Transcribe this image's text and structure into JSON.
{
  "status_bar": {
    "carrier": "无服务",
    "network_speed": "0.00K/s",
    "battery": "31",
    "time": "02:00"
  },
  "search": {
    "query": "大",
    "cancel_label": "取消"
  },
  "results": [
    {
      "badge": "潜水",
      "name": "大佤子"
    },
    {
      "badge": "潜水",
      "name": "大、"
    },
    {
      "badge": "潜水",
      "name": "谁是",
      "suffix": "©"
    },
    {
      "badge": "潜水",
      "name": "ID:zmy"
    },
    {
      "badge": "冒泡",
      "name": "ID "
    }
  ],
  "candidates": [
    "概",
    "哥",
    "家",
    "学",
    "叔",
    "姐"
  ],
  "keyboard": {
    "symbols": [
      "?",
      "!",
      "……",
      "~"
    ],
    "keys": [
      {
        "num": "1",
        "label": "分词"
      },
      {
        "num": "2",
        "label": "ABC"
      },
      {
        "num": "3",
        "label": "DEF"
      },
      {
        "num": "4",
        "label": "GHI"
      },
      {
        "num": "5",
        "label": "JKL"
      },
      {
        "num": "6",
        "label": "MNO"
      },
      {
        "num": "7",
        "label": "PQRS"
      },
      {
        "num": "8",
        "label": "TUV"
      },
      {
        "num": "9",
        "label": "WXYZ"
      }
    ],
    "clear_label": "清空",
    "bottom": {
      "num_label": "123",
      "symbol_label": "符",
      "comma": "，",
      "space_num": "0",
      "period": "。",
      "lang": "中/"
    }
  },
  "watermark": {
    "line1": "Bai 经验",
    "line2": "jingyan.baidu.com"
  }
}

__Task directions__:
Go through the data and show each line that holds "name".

__Answer to this exercise__:
      "name": "大佤子"
      "name": "大、"
      "name": "谁是",
      "name": "ID:zmy"
      "name": "ID "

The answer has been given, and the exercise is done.